The Vivitar 283 was introduced in 1970 and at that time, it was a high power top-of-the-line shoe-mount flash. Its thyristor circuit was extremely advanced for its time because for any film speed within its ISO range, it provides a selection of four different f-stops for automatic flash operation plus exposure-check indicator. If the flash is used off-shoe, there is also an optional remote sensor cord (SC2) that allows the sensor to be detached from the flash and pointed to any desired direction for more accurate exposure. Also, the 283 is very powerful. At ASA100, it has a giude number of 120 with full coverage for a 35mm lens (on 35mm film or full-frame sensor). How powerful is this? For comparison, according to information source on the Internet, Nikon SB-900 is rated at approximately GN111 at ASA100 when its head is zoomed to 35mm position. Moreover, like many other professional level flashes, the 283 has a connection jack (beside the sync cord connection, see photo above) for external power-pack. It could be for these reasons above that a total of 3 millions were made just within the first three years after its introduction!
Even today, the 283 and its modern successor 285HV are still being used by many serious amateurs and even professionals. Both models, especially the more flexible and DSLR-safe 285HV, are still in high demands in the used market. 283 is less flexible because it does not have a zoom head (full 35mm coverage without wide-angle attachment) and manual power control built-in like the 285HV. An optional vari-power module (VP1) is available for power output control (in steps of: 1/64, 1/32/, 1/16, 1/8, 1/4, 1/2 and full power) but it is getting harder and harder to find today. There are also DIY modifications of the flash on the Internet but they require certain level of understanding and skill in electronic circuits. Also, the 283 (and many other flashes in the film-era) has a high enough triggering voltage to cook the sync-circuit of a DSLR when it is being triggered by the hotshoe or PC-sync port but of course, it will be fine if you fire the 283 by using an optical or radio slave.
One thing strange about Vivitar flashes (283 and 285HV alike) is they have a non-standard(ISO) PC-sync terminal and thus require a proprietary sync cord. To my knowledge, Vivitar made two of these and they are the straight 1′ PC-1 and coiled 3.3′ PC-31 (photo above). My 283 does not come with a sync cord so I need to pay extra for one but given its price ($10CAD!!!), it is still a very very good deal.

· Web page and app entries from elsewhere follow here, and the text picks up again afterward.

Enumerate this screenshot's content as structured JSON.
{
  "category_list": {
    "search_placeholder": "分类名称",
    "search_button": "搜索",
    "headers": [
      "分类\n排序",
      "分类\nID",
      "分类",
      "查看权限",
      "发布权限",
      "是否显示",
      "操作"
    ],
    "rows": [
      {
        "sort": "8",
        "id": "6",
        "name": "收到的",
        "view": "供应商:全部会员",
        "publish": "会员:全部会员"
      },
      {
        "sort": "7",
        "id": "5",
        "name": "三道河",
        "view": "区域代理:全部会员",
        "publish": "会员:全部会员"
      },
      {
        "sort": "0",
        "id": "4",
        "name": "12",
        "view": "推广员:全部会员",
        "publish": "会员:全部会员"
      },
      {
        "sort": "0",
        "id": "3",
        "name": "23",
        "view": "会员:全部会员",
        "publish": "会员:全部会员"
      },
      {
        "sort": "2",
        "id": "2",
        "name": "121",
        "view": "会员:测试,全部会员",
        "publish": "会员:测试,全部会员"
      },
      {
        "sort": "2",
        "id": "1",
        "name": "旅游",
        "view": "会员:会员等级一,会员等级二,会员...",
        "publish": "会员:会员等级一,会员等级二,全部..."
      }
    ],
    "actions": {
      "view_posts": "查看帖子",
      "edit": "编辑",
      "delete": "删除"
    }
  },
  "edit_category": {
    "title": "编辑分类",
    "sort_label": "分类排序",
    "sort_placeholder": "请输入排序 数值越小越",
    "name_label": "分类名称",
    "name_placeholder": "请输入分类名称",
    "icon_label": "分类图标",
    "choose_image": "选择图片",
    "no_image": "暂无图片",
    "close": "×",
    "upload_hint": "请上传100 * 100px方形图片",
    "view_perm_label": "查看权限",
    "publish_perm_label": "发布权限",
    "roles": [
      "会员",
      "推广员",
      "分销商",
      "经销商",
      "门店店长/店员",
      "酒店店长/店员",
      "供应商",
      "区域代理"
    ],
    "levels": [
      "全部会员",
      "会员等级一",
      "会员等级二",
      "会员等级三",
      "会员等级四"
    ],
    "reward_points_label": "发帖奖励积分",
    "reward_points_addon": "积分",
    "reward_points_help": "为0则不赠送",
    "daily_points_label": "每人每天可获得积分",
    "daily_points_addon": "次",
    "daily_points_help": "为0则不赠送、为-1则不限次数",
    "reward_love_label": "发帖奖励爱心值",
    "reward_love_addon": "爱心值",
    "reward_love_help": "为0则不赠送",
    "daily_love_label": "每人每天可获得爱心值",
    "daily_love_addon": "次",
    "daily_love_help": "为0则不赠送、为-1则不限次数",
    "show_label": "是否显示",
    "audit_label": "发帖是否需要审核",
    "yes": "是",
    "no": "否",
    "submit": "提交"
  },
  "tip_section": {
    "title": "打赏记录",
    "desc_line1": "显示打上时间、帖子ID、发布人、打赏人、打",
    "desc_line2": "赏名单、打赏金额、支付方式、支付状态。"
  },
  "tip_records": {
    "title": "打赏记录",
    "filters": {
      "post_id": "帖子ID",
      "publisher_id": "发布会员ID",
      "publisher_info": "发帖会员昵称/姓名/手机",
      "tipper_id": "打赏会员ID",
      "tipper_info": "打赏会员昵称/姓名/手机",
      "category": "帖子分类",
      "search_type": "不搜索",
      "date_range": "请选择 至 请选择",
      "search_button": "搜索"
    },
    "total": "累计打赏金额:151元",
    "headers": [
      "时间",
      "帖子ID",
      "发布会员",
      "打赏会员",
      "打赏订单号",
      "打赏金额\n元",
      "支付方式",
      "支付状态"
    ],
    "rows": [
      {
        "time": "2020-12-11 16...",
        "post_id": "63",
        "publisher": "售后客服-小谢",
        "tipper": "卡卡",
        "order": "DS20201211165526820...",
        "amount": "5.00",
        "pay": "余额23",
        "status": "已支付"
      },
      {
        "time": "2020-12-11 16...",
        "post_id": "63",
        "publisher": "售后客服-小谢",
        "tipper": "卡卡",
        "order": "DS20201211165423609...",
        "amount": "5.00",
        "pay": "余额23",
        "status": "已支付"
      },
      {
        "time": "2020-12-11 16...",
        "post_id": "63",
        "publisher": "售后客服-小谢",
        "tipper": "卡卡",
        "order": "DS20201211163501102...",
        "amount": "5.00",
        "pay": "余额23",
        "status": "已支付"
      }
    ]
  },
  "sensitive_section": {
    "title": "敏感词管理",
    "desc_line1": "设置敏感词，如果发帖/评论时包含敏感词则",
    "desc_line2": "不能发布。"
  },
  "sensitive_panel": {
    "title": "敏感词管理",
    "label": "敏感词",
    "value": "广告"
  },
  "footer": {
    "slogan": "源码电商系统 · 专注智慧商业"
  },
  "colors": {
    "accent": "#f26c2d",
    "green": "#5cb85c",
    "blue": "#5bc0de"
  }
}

However, poor me bought the boxed one in the photo above for only $1CAD AFTER I got my first used one without a box for $8CAD (so now I have a spared one…might be for the future purchase of a 285HV?)
Status: Disposed, replaced with a 285HV